Given that several meta-analyses of studies into telepathy and other of psi-related experiments have delivered significant results against chance in the millions and even billions to one (Lloyd Mayer, 2008; Radin, 2006; Tressoldi, et al, 2010), it is reasonable to query why Powell feels the need to give the odds of its verification a full fifty times less than the chance of the development of an anti-gravity device, the next lowest rated item. As pointed out above, the mechanism for the existence of gravity itself is not currently understood, let alone that for an anti-gravity device. Further, to my knowledge no human being ever experienced an anti-gravity device, nor does anti-gravity inform a legitimate experience for the majority of human beings. Compare this to the widespread belief in and experience of psi-related phenomena.

Further, we can note Powell’s assessment that the development of machine consciousness is five hundred times more likely than the chance of concrete evidence for telepathy emerging. This is despite the fact that the emergence of consciousness from brains remains a mystery (Grof, 2000), and that there is a complete absence of any adequate explanation (mechanism) which might explain how a non-conscious, mechanical system might become conscious. Why, then, is Powell five hundred times more confident of the development of the artificial replication of mind in his lifetime than he is of the confirmation of telepathy?

Clearly, the comparison of Powell’s attitudes toward these three concepts reveals a mindset which is not “rational” in any sense of the word.

Perhaps the most revealing statement made by Powell is his admission that “everything I know about science and human objectivity says there’s nothing to find here.” Beyond the likelihood that Powell simply has not done much research on the subject, his ignorance indicates that he has simply never gone to the inner spaces, nor explored the ways of knowing that make mystical insights and the connectedness of minds understood at a personal level. For it is in inner, meditative, and mindful experience that direct insight into the extended mind and integrated intelligence is commonly experienced (Anthony, 2008).

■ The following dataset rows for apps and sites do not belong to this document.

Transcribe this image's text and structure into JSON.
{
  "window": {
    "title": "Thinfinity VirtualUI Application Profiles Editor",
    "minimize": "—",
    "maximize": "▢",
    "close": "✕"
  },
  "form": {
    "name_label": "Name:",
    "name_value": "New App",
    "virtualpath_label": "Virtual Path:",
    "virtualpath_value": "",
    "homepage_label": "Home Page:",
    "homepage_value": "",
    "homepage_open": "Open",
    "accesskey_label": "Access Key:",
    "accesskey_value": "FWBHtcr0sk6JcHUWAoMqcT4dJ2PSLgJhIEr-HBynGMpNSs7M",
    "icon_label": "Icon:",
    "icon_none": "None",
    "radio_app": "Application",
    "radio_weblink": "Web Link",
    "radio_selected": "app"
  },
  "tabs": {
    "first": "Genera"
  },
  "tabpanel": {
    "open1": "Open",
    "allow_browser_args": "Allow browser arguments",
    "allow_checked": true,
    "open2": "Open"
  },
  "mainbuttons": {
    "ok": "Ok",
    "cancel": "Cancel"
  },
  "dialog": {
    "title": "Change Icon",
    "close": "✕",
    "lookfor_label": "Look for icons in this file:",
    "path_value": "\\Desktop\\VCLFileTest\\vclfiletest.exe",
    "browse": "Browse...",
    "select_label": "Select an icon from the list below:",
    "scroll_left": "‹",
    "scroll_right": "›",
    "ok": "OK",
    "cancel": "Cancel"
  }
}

Limited discussions of telepathy, such as these found in This Changes Everything, and the seeming incapacity of modern mainstream thinkers to envisage its existence without mechanical mediation, make it clear that the psi taboo is still deeply entrenched in dominant science and academia. Even scientists exploring the vast frontiers of scientific Futures are reluctant to risk their academic reputations by seriously considering the idea. Perhaps most revealingly, not one of the more than one hundred writers within the volume makes any reference to the experimental data.

[i] “The knowledge trap” is a term used by lateral thinker Edward de Bono (1986) to describe the way that knowledge becomes delimited by preexisting concepts and ways of thinking. Being a self-organising system, the mind tends to sort data into preexisting schemas.
[ii] The mechanistic paradigm is the overriding, implicit, and thus unconscious model pervading modern scientific thought, one which sees the cosmos as being essentially machine like, and operating according to causal and unchanging deterministic laws.
[iii] This idea is almost pervasive amongst mystics and those influenced by mystical insight. I also have put it forward many times (e.g., Anthony, 2005; 2008, 2010a,c). Others with a similar mindset include Lloyd Mayer, 2006; Radin, 2006; Sheldrake, 2010; Wilber, 2000).


  1. I find this whole thing disheartening. How can science call itself science without exploring stuff that people experience daily - telepathy, for instance, or precognition. Or synchronicity. This is precisely the problem I have with science and academics. Why is PSI such a taboo? It's also why your blog and mind are so refreshing, Marcus!

    - Trish

  2. Yes, it is somewhat disheartening, Trish. Yet the science writers I quoted above are clearly not addressing the evidence, and are restricted by very narrow paradigmatic thinking, and restricted ways of knowing. The good news is that these so-called "extrasensory" ways of knowing do exist, and its just a matter of time till they are conformed and accepted. The bad news is that it may be a long, long time before that happens. Marcus

  3. That shold have been "confirmed", of course. Freud has a lot to answer for... ;-)